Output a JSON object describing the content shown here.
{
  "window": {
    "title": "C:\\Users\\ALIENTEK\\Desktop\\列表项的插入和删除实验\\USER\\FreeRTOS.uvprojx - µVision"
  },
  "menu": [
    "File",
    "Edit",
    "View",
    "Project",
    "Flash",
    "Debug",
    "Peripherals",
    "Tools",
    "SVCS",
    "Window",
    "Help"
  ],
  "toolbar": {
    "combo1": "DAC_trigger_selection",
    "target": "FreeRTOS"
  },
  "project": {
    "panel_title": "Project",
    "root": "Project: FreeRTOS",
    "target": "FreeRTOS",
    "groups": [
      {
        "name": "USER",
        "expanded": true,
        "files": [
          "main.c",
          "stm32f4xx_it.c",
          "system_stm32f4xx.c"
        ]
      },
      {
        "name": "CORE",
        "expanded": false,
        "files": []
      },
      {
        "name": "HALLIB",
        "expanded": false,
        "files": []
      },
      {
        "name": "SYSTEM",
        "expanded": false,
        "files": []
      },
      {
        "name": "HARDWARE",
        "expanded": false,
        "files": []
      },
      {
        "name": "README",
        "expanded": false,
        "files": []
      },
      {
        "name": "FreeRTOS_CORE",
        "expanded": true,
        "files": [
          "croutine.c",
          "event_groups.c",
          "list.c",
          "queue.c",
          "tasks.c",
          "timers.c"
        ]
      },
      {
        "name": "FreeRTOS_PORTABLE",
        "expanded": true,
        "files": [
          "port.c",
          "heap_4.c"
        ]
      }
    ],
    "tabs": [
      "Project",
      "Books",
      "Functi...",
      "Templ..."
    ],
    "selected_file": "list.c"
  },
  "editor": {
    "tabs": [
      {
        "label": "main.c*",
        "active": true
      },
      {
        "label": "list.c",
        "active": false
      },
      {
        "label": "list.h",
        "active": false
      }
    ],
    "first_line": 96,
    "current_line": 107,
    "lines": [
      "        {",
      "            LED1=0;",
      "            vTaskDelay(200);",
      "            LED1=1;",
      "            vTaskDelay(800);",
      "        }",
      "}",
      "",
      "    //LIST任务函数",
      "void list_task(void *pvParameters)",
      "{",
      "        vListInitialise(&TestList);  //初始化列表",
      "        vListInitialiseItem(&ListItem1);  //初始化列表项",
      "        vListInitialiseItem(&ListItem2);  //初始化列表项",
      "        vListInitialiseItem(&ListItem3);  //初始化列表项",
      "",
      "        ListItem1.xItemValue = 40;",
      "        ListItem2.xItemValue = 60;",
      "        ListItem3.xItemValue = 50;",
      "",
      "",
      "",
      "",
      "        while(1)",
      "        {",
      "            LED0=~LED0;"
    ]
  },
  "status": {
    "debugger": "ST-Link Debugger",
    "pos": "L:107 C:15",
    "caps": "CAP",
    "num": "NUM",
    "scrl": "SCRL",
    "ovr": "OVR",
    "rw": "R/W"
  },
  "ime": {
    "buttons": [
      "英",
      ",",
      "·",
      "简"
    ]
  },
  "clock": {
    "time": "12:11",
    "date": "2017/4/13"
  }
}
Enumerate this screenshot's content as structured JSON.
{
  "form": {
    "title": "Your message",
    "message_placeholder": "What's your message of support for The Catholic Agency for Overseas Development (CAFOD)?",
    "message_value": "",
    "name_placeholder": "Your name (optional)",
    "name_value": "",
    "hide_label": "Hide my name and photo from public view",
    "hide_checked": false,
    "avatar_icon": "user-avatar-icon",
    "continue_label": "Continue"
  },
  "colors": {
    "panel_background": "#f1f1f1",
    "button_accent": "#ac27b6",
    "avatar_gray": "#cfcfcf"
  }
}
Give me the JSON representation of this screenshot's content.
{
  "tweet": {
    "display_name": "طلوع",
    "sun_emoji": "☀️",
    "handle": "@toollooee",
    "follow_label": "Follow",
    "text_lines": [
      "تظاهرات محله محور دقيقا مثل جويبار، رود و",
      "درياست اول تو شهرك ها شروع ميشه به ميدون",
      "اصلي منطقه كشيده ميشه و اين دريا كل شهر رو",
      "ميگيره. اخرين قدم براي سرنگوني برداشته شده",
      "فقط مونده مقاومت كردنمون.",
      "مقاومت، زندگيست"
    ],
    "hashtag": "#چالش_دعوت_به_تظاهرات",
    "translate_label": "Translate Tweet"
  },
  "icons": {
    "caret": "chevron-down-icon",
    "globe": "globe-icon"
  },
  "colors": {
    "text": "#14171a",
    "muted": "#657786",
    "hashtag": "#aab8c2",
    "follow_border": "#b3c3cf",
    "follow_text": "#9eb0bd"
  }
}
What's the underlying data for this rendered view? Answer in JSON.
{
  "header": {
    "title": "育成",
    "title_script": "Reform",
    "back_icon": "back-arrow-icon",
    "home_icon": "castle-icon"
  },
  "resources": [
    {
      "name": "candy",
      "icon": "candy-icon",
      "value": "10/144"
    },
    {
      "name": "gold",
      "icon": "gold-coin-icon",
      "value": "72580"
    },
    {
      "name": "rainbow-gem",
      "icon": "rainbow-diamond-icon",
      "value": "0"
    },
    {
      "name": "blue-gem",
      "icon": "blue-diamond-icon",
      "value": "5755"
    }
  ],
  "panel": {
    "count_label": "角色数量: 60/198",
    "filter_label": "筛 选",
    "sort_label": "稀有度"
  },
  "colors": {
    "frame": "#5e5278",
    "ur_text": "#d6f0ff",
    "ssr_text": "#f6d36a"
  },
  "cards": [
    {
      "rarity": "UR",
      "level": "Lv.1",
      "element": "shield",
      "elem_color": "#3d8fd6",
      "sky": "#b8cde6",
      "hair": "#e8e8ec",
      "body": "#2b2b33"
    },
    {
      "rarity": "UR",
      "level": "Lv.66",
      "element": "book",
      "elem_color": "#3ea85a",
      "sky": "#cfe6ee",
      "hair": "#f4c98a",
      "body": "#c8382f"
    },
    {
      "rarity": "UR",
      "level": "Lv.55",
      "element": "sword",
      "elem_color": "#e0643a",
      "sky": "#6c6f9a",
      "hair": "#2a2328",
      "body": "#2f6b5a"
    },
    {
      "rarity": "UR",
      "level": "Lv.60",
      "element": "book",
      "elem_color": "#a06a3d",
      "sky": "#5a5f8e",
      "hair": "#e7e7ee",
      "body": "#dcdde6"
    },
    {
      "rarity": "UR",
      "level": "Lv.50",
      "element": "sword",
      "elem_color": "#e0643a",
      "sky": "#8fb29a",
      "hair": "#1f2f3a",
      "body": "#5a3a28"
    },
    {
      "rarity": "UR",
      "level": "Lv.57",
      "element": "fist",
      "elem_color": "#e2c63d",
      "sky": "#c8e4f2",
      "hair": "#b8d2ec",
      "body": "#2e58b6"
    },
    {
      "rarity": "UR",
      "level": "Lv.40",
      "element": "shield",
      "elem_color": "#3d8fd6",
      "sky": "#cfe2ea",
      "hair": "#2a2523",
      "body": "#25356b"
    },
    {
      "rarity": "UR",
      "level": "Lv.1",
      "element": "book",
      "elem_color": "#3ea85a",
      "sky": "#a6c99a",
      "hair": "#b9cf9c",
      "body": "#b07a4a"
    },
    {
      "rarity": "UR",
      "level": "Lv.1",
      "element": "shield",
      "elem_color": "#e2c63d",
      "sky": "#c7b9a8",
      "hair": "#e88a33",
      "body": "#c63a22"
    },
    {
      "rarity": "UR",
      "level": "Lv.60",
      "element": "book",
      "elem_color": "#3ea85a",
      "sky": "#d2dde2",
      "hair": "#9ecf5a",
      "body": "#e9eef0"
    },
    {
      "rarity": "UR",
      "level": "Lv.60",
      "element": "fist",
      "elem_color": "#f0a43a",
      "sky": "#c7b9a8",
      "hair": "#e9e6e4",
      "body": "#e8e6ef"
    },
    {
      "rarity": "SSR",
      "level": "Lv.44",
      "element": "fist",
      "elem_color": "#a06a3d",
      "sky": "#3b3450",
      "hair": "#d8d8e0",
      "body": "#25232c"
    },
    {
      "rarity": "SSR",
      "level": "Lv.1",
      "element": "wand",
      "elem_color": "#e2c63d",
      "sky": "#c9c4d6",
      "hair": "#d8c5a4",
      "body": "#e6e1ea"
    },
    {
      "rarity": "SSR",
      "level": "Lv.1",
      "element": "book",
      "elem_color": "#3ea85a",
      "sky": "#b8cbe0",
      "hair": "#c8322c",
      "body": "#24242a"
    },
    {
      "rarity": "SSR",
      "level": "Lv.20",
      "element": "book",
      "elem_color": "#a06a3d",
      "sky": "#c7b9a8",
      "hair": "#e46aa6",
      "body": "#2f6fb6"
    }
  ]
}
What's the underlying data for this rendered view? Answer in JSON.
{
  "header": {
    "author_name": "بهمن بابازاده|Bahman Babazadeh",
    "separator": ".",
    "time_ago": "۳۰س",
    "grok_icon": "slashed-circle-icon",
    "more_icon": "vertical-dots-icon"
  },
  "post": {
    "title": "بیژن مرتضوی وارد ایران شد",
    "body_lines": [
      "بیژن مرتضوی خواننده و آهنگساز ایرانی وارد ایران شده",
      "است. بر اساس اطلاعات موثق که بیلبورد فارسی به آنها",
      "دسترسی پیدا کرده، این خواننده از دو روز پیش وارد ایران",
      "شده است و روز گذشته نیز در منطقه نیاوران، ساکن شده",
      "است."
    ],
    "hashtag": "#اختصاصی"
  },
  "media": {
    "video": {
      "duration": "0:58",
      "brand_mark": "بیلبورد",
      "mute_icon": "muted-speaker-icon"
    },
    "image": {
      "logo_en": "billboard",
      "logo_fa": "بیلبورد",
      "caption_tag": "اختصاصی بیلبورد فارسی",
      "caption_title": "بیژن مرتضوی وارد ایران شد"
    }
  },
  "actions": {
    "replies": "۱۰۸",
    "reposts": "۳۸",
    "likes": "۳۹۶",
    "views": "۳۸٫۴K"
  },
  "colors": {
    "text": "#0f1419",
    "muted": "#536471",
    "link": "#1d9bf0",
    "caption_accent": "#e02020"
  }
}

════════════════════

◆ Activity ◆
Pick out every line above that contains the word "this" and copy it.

◆ Answer space ◆
Enumerate this screenshot's content as structured JSON.
Give me the JSON representation of this screenshot's content.
What's the underlying data for this rendered view? Answer in JSON.
What's the underlying data for this rendered view? Answer in JSON.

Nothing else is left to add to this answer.